Beekman’s steal rate was first in the conference as was his 2.1 steals per game average. Additionally, his block rate of 2.63 and 0.73 blocks per game were both first among conference guards.

Mark Williams is a worthy of being named the ACC’s Defensive Player of the Year. But the impact that Beekman has on opponents’ offenses with his ability to lock down other team’s best perimeter threat while simultaneously roaming the passing lanes and making plays is immeasurable.

Generally, Virginia gets a bit of a boost in regards to awards since the ‘Hoos tend to finish at or near the top of the ACC standings. That often outweighs the per game average fallacy that negatively impacts Wahoos considering Virginia’s slower pace. But sixth in the conference doesn’t generate much hype for individuals who contribute to a team considered to be greater than the sum of its parts.

With individual accomplishments out of the way, this team has its sternest test of the season coming up this week in the ACC Tournament.
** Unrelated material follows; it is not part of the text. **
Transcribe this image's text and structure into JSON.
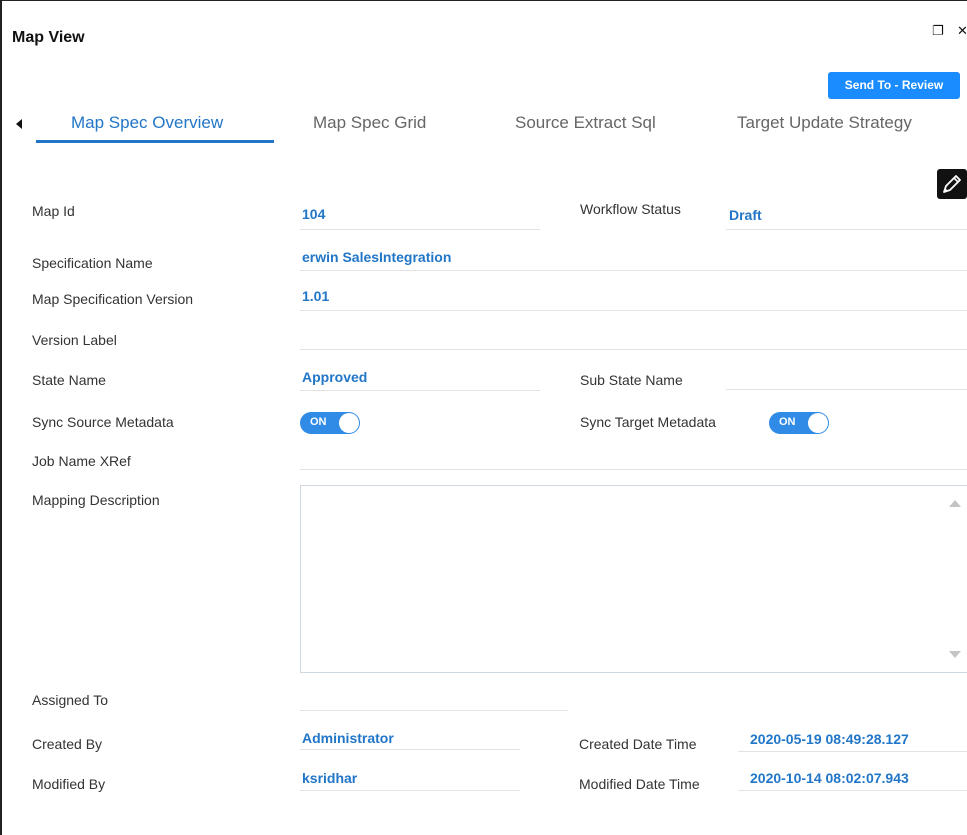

It’s all but set in stone that Virginia has to win the ACC and seize the automatic bid to make the NCAA Tournament.

The ‘Hoos will set out on their quest to win four games in four days on Wednesday at 9:30 PM against the winner of the Louisville - Georgia Tech contest on Tuesday.